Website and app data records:
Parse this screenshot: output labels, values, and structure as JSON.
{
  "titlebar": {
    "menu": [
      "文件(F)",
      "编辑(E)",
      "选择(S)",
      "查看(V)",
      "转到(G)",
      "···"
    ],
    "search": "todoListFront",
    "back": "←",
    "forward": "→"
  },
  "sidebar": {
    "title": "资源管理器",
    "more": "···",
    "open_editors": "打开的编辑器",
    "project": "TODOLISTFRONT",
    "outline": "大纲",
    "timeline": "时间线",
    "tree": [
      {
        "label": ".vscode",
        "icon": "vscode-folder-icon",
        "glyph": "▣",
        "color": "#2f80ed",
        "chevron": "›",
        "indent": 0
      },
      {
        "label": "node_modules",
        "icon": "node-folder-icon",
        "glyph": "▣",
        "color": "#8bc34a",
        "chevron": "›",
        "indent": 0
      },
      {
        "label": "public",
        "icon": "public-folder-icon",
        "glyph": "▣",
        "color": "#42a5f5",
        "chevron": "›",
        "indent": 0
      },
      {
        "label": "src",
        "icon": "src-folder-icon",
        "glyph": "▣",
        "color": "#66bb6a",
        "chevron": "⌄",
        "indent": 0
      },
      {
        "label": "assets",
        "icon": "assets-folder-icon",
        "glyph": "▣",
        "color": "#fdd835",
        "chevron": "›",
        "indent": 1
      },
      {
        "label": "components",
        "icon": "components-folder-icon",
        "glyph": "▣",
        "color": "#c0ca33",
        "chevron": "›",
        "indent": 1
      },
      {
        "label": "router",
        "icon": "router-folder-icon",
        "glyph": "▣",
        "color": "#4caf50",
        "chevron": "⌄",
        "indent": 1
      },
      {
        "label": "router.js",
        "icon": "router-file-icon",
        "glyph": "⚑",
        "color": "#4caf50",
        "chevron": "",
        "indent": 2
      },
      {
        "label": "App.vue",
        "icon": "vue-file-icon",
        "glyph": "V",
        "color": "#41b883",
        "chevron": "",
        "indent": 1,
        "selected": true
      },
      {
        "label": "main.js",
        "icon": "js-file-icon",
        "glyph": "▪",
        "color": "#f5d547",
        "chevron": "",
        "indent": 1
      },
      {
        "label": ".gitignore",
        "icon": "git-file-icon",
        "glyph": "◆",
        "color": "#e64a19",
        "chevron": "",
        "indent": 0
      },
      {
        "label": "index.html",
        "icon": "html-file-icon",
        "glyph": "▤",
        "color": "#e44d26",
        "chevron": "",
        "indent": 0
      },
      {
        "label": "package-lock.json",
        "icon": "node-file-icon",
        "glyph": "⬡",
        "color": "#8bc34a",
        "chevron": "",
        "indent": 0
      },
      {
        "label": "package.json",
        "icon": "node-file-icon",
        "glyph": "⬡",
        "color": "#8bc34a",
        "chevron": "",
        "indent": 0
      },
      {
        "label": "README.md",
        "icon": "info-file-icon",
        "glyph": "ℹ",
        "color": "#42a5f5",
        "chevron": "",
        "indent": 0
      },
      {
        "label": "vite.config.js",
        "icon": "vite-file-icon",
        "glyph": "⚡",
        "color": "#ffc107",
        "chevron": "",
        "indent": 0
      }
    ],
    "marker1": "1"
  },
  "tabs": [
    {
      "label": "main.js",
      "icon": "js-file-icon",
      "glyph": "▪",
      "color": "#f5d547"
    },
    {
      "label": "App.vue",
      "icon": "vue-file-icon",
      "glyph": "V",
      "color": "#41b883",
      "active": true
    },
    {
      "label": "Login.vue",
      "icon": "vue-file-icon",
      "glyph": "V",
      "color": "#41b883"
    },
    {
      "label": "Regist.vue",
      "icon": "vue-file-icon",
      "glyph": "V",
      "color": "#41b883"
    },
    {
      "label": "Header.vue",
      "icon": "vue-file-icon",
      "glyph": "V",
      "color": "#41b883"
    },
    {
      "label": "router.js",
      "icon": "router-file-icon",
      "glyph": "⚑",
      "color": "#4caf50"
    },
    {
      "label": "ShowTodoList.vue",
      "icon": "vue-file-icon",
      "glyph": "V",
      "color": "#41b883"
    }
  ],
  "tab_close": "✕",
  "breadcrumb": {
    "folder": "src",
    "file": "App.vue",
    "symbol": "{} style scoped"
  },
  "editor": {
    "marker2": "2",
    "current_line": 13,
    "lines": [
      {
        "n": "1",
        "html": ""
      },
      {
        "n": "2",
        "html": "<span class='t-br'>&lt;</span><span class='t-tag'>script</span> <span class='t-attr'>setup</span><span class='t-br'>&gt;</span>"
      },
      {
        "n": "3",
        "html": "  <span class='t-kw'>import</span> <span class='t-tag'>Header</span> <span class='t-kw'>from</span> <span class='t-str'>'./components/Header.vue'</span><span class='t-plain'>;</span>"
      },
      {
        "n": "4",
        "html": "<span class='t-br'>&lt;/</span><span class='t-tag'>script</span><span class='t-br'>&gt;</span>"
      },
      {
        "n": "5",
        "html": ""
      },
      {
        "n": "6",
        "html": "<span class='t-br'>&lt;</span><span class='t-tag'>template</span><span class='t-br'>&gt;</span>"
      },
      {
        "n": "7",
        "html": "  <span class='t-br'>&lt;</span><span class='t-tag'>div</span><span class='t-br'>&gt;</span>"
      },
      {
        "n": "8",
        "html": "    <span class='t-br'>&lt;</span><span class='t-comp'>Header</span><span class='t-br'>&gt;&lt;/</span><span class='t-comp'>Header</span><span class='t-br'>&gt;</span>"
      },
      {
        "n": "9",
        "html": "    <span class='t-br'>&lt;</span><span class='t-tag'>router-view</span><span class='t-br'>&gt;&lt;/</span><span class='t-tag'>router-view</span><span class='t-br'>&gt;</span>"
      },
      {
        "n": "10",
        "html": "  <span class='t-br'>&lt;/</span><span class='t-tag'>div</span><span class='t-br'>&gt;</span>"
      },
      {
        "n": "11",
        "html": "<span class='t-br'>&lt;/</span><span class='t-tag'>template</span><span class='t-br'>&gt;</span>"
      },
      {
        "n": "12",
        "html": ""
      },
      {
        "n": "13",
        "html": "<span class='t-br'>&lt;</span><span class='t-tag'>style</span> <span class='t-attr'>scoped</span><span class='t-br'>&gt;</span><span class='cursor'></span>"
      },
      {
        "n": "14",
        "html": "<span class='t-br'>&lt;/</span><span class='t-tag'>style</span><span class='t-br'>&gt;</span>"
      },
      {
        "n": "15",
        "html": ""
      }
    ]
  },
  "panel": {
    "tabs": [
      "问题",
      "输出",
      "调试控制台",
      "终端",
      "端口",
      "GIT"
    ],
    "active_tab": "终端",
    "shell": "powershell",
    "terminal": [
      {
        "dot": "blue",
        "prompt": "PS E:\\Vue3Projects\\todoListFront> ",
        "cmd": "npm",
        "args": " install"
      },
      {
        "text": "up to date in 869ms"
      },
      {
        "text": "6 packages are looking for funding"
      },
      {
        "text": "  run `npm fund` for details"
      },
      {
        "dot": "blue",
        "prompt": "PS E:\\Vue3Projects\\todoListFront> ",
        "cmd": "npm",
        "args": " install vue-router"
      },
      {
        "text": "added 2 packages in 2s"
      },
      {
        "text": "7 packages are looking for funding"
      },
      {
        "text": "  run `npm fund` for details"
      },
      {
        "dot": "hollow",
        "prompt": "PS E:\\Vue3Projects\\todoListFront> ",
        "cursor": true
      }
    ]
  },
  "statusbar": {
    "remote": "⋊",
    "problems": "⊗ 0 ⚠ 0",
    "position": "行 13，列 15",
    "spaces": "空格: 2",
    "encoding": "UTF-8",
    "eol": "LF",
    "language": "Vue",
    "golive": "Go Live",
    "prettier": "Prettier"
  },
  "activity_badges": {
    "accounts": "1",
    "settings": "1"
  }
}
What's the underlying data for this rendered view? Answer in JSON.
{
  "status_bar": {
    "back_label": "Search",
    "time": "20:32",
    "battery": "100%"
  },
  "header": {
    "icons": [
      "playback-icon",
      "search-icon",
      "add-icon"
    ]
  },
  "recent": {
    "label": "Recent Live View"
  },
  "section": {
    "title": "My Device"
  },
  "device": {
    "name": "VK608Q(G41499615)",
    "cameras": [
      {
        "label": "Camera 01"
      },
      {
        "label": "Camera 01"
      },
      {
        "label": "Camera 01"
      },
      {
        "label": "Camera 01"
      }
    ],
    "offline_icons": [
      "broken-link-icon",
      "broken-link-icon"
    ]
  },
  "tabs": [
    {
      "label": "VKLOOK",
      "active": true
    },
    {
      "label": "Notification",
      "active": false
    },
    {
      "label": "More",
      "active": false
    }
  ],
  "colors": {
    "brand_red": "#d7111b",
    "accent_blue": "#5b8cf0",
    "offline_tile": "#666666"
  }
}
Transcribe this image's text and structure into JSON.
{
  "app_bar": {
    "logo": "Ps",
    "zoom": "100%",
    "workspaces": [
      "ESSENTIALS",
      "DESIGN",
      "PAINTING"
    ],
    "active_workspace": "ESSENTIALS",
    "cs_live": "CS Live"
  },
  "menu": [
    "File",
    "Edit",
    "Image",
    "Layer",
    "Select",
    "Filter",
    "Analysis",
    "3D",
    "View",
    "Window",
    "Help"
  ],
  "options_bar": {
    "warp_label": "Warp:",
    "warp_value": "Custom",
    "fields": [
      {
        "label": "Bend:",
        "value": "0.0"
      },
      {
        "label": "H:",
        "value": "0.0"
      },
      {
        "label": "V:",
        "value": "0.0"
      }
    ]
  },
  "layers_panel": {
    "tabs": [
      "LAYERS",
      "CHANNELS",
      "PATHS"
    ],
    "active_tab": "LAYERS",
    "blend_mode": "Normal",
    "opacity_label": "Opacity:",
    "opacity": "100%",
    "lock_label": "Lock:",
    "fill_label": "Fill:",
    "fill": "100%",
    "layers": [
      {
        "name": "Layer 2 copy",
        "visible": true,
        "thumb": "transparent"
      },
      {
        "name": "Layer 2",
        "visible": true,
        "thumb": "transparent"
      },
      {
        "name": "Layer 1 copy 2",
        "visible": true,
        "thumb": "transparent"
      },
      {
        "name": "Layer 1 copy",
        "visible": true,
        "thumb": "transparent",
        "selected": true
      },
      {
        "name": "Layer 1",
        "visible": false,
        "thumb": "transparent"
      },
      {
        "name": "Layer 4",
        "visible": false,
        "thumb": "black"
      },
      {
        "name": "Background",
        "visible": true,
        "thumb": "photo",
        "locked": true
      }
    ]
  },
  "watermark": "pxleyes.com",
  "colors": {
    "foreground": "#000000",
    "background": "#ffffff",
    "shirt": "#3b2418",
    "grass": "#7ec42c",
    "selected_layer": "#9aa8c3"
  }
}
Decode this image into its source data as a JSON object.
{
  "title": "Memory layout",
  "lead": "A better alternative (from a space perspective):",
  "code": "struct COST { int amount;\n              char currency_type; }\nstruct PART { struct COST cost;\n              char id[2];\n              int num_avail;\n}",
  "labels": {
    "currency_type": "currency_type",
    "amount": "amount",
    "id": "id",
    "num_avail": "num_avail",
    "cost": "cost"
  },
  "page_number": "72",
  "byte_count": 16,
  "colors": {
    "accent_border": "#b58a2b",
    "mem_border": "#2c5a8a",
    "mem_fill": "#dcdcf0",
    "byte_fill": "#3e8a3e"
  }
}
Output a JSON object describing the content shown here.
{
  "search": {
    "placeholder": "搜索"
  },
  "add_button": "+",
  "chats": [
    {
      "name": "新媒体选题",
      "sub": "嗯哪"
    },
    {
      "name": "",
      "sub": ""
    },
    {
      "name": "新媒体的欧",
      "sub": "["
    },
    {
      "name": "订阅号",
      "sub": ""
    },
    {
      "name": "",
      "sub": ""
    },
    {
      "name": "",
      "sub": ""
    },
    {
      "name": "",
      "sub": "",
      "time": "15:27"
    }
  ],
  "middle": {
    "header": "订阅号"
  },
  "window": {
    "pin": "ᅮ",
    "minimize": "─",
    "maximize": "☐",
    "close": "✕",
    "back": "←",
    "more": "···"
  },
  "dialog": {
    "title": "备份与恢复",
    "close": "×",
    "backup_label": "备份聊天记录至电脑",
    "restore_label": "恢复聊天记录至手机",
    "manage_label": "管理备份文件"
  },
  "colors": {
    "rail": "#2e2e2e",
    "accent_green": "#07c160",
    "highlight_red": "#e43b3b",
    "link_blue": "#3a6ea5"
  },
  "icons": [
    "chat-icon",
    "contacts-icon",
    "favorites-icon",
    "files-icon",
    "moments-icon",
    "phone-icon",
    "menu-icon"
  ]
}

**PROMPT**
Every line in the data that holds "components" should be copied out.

**EXPECTED OUTPUT**
        "label": "components",
        "icon": "components-folder-icon",
        "html": "  <span class='t-kw'>import</span> <span class='t-tag'>Header</span> <span class='t-kw'>from</span> <span class='t-str'>'./components/Header.vue'</span><span class='t-plain'>;</span>"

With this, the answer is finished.